Bipedalism is a form of terrestrial locomotion where an organism moves by means of its two rear limbs, or legs. An animal or machine that usually moves in a bipedal manner is known as a biped //, meaning "two feet" (from the Latin bi for "two" and ped for "foot"). Types of bipedal movement include walking, running, or hopping, on two appendages (typically legs).
Few modern species are habitual bipeds whose normal method of locomotion is two-legged. Within mammals, habitual bipedalism has evolved multiple times, with the macropods, kangaroo rats and mice, springhare, hopping mice, pangolins and homininan apes, as well as various other extinct groups evolving the trait independently. In the Triassic period some groups of archosaurs (a group that includes the ancestors of crocodiles) developed bipedalism; among their descendants the dinosaurs, all the early forms and many later groups were habitual or exclusive bipeds; the birds descended from one group of exclusively bipedal dinosaurs.

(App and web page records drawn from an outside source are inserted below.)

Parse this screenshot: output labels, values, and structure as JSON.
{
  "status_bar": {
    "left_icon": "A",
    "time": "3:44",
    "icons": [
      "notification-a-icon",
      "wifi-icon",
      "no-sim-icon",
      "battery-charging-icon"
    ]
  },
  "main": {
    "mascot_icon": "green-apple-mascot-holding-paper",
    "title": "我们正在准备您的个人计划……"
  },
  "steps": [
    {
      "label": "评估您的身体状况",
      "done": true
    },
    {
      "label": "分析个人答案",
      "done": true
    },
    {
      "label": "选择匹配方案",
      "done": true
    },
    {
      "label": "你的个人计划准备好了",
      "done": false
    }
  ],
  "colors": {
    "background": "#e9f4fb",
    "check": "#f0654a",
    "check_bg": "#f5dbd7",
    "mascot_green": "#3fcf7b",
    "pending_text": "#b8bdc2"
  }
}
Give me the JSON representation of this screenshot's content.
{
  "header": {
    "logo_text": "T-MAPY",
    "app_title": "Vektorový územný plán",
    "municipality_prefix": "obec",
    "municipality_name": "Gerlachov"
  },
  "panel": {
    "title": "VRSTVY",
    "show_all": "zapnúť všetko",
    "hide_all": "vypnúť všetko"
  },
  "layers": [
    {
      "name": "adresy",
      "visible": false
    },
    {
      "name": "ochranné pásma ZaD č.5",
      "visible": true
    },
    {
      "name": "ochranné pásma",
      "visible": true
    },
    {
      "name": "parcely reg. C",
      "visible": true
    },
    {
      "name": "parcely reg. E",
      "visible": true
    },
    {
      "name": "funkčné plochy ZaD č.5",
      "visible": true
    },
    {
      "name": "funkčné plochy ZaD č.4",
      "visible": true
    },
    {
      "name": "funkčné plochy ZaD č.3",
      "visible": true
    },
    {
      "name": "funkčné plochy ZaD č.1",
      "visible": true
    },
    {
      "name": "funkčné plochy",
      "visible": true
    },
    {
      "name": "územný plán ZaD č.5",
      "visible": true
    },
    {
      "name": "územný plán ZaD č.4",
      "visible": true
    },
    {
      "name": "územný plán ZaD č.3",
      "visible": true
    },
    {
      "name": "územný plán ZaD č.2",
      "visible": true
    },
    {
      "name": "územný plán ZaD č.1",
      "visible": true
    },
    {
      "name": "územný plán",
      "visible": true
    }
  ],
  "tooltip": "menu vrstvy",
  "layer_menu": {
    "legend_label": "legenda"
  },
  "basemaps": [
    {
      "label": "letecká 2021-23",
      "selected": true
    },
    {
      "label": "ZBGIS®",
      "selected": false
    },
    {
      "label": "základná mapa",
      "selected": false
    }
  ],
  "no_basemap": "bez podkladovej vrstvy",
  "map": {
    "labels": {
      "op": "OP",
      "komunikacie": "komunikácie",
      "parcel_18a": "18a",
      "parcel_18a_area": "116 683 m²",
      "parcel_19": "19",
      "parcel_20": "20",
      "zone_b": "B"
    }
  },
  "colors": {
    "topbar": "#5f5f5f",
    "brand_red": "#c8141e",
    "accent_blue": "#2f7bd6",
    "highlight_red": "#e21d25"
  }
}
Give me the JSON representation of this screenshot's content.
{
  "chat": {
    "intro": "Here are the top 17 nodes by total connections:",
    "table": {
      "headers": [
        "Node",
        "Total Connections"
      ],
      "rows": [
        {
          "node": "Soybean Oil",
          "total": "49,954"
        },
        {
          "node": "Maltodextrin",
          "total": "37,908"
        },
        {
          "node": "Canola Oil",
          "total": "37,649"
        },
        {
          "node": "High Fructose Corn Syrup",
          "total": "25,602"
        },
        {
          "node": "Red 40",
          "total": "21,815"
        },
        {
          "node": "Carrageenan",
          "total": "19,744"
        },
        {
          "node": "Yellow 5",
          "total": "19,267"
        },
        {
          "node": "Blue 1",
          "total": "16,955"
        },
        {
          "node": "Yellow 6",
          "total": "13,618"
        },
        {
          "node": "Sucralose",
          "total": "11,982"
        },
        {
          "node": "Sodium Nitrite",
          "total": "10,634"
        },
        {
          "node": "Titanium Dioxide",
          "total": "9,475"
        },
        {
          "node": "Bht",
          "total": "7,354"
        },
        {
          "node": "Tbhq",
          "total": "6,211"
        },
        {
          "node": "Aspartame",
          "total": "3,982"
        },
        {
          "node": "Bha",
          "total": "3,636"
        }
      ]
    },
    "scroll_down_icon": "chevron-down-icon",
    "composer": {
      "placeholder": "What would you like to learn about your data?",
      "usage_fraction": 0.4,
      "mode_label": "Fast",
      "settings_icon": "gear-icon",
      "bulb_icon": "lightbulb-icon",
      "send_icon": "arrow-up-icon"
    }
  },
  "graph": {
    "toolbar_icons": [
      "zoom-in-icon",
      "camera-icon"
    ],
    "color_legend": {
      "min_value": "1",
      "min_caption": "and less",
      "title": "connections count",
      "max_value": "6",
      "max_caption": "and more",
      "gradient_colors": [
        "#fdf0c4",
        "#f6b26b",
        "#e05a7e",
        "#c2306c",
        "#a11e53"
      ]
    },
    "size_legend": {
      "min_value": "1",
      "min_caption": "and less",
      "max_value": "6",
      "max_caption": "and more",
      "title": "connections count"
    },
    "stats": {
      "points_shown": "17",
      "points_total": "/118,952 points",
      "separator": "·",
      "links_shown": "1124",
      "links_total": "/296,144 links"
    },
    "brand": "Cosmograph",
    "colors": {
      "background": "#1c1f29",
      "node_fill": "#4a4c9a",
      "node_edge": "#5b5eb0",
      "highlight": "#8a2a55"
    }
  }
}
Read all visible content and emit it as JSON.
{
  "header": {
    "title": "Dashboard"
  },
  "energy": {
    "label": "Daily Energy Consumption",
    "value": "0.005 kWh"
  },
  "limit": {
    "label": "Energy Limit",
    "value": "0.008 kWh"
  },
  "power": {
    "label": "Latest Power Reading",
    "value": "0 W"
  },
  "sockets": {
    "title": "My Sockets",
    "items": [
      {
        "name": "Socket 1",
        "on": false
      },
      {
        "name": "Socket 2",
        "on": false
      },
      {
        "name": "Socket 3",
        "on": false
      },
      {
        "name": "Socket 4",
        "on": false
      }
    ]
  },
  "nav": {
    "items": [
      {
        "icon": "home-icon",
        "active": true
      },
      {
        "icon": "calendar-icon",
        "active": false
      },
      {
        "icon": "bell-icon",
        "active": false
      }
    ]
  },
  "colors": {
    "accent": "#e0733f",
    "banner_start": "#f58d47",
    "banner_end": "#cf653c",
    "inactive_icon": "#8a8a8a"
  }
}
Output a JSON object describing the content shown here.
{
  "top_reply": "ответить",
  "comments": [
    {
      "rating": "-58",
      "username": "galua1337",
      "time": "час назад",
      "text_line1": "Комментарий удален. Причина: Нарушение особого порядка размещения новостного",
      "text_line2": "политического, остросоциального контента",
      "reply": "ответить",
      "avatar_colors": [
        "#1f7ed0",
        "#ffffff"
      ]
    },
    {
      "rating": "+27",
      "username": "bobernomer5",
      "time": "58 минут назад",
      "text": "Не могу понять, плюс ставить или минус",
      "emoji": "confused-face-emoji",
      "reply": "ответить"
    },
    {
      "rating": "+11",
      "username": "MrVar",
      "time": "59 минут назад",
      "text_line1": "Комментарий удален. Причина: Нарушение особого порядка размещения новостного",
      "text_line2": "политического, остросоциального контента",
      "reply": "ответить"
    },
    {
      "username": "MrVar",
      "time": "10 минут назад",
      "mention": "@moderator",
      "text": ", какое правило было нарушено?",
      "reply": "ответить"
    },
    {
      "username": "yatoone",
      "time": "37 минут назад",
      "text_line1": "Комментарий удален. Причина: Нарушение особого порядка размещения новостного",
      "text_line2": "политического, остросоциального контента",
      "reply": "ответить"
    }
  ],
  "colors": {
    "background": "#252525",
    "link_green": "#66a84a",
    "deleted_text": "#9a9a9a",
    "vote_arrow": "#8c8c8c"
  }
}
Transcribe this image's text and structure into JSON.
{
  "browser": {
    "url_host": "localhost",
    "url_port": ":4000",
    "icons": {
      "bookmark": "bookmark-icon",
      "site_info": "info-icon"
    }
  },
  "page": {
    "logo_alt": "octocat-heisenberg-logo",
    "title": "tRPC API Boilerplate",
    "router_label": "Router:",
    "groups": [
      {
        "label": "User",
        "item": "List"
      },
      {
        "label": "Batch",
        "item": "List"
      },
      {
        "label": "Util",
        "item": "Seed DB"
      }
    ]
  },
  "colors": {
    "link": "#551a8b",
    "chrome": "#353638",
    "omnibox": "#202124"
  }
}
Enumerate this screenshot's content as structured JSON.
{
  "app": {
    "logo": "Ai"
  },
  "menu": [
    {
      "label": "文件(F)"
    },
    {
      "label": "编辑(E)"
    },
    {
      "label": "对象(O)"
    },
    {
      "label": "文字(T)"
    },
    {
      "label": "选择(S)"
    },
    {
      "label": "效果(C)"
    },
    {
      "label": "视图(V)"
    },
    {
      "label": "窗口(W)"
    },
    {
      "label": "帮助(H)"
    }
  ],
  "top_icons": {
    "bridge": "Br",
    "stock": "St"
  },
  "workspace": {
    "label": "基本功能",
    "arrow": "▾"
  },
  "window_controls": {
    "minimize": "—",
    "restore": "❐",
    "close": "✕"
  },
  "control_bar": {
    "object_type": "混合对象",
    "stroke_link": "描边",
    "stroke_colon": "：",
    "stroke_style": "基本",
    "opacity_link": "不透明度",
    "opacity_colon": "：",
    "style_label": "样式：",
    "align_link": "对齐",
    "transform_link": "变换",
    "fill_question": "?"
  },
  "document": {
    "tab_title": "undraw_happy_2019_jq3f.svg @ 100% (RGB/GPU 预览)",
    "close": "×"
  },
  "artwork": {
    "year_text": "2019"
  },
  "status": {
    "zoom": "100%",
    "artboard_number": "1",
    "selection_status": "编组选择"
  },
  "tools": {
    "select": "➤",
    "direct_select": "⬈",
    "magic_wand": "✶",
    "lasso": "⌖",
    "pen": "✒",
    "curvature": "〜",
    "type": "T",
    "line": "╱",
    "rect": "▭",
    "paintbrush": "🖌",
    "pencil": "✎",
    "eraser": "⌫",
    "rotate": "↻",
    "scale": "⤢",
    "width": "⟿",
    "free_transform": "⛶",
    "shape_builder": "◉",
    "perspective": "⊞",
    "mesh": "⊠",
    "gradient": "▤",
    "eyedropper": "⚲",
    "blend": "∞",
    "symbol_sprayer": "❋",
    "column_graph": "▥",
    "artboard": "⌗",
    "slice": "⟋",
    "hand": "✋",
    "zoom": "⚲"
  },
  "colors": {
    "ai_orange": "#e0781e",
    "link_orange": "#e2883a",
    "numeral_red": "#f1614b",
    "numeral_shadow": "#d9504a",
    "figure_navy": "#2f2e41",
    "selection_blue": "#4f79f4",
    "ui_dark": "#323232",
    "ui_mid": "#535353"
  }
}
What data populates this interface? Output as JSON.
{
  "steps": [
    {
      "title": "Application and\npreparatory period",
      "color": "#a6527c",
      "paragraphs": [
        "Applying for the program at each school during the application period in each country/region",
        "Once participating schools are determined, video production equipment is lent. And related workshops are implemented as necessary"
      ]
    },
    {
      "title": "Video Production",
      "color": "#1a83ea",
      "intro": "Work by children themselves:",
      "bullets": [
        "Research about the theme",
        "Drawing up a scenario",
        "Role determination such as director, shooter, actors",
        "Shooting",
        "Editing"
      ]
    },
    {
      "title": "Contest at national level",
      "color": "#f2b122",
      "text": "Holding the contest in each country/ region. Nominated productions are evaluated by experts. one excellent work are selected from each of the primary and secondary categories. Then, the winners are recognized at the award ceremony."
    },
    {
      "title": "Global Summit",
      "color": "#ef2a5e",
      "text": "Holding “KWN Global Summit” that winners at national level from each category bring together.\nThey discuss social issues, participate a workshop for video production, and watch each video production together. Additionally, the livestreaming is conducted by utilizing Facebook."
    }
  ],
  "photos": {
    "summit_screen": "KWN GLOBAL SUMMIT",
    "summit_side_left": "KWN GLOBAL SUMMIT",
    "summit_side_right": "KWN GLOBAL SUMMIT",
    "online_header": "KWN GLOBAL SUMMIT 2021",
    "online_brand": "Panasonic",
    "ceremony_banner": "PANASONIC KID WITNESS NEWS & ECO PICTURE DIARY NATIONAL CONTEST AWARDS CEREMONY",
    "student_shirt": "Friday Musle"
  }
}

A larger number of modern species utilise bipedal movement for a short time. Several non-archosaurian lizard species move bipedally when running, usually to escape from threats. Many primate and bear species will adopt a bipedal gait in order to reach food or explore their environment. Several arboreal primate species, such as Gibbons and Indriids, exclusively utilise bipedal locomotion during the brief periods they spend on the ground. Many animals rear up on their hind legs whilst fighting or copulating. A few animals commonly stand on their hind legs, in order to reach food, to keep watch, to threaten a competitor or predator, or to pose in courtship, but do not move bipedally.